Beer Style: Saison ABV: 6.5% Served: 22oz Bottle
For my first review, I thought it would be most appropriate to cover a brew that I had tried recently and for the first time. Last night, the boyfriend brought home this intriguing brew which caught my eye on many levels.
I am obsessed with anything and everything that celebrates Mexican culture, so I was naturally excited by the graphic design on the bottle, as well as the very name “Señor.” In addition to the bold green, white and red letters and sugar skull designs, the ode to Mexican culture was most implied by the fact that this particular brew contained hints of jalapeño and piloncillo. These ingredients are both staples in every Mexican (and other Latino cultures) household and kitchen. Suffice it to say that I was intrigued as I was excited to try this brew.
When a beer comes bottled, I prefer to drink it from the bottle itself rather than pour into a pint glass ( which I did for the boyfriend). While I was pouring his share into a pint glass, I could already smell the undertones of jalapeno. The aroma alone suggested that this beer would pack a punch.
Then came the taste; While I was expecting quite a bit of spice, I was surprised to taste almost none. Instead, there was an intense freshness about the taste and a very smooth body, with even a hint of fruity notes. I would attribute this likely to the piloncillo which balanced out any intention by the jalapeno. While I could detect small flavor notes from the jalapeno, the spiciness just was not there as I have experienced in other beers (most namely the Habanero Sculpin by Ballast Point). While this initially was a small disappointment, I soon forgot about this small element as the rest of the brew was just so inviting and refreshing.

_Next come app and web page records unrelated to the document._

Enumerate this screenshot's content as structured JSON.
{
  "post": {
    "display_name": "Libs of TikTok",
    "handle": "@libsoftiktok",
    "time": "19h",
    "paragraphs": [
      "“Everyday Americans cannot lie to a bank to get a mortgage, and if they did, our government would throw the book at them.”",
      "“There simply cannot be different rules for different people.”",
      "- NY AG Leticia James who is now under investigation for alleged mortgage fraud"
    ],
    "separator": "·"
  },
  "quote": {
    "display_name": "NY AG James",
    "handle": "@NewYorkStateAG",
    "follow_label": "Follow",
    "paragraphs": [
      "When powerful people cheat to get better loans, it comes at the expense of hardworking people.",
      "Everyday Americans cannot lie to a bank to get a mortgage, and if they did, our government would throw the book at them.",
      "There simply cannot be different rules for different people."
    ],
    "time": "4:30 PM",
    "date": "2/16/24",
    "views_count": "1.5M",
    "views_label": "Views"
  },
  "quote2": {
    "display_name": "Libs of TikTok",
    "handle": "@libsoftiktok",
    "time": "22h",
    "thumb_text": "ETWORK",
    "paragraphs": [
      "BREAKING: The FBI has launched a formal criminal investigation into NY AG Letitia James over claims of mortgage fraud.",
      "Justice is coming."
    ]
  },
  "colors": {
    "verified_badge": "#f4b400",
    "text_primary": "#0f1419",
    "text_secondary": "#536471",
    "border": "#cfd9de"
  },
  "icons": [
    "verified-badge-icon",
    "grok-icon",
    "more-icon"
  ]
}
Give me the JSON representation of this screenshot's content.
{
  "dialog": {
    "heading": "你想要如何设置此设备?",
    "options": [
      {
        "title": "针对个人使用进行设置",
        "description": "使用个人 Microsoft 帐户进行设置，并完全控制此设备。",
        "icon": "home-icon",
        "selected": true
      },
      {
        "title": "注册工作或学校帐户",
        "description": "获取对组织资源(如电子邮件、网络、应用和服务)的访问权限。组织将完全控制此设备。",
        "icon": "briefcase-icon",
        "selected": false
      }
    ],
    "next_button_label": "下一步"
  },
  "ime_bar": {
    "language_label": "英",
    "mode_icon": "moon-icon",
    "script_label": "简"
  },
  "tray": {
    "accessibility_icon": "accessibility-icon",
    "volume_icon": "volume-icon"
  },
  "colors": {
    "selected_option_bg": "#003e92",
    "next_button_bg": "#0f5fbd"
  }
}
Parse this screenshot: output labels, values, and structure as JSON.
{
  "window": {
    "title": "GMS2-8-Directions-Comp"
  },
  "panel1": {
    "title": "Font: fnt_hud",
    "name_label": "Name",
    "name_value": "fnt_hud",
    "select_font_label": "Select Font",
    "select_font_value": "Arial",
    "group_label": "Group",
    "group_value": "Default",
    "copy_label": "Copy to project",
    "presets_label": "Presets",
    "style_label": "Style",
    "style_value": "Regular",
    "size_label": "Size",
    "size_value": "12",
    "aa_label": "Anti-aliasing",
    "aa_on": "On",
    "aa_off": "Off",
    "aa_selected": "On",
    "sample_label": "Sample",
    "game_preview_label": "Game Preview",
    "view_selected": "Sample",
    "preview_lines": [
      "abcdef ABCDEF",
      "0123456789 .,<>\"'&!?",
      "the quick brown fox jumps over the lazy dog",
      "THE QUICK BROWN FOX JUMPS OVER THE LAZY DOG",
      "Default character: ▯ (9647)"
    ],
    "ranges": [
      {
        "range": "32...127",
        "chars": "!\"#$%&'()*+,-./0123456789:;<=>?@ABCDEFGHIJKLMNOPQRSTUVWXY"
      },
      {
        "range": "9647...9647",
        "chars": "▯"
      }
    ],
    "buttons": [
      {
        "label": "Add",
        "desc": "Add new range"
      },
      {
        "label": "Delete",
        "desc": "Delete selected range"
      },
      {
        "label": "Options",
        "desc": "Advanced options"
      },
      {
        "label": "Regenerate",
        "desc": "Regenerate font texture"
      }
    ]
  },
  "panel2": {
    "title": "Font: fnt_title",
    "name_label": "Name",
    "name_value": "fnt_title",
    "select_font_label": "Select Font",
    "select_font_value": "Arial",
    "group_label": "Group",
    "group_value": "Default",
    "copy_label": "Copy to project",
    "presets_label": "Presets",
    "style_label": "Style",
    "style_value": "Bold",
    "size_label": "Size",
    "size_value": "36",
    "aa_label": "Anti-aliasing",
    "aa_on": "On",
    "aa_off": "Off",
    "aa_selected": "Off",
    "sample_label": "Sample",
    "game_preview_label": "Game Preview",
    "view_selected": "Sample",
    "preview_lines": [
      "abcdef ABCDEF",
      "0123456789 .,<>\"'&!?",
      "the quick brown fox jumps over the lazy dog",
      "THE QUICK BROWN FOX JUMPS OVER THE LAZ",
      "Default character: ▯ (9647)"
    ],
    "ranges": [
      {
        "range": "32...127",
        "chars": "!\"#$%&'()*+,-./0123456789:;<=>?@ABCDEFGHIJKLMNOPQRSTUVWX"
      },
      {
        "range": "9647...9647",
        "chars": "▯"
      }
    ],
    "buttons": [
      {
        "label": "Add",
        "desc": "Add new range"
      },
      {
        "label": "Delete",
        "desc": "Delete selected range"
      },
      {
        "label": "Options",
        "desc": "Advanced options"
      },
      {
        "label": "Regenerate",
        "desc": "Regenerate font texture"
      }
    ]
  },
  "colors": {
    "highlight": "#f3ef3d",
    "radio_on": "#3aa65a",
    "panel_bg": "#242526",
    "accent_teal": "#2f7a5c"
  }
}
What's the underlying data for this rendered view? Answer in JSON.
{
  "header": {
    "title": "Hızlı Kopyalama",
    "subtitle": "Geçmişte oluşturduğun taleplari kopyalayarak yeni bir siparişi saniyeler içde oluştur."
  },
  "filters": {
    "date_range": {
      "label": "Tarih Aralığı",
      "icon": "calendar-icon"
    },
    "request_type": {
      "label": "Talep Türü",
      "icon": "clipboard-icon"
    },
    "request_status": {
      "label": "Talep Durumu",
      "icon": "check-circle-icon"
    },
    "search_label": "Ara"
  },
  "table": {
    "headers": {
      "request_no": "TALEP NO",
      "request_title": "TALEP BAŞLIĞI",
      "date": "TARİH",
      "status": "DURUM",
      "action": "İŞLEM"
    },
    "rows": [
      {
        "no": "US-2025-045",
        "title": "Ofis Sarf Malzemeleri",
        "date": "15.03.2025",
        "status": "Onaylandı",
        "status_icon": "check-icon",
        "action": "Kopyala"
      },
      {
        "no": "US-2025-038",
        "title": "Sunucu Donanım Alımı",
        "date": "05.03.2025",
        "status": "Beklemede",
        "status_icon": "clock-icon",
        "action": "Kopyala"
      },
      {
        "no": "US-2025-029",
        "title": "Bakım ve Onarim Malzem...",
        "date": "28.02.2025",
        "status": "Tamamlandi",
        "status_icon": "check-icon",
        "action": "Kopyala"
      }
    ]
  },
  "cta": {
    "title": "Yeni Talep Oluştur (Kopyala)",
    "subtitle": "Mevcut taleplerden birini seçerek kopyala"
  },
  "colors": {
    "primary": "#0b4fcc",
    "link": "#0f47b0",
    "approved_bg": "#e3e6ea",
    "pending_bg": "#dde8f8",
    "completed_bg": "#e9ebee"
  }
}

I normally do not gravitate towards saisons, and I would venture to say that they are an underrated style in today’s craft beer market. My guess would is that they traditionally are brewed with a lower abv and are not as widely available as some of the more popular styles such as IPAs, double IPAs, porters, etc, thus making them less attractive to the untrained, or simply stubborn eye. This saison, keeping tradition as a Belgian style beer, should not be so quick to be dismissed.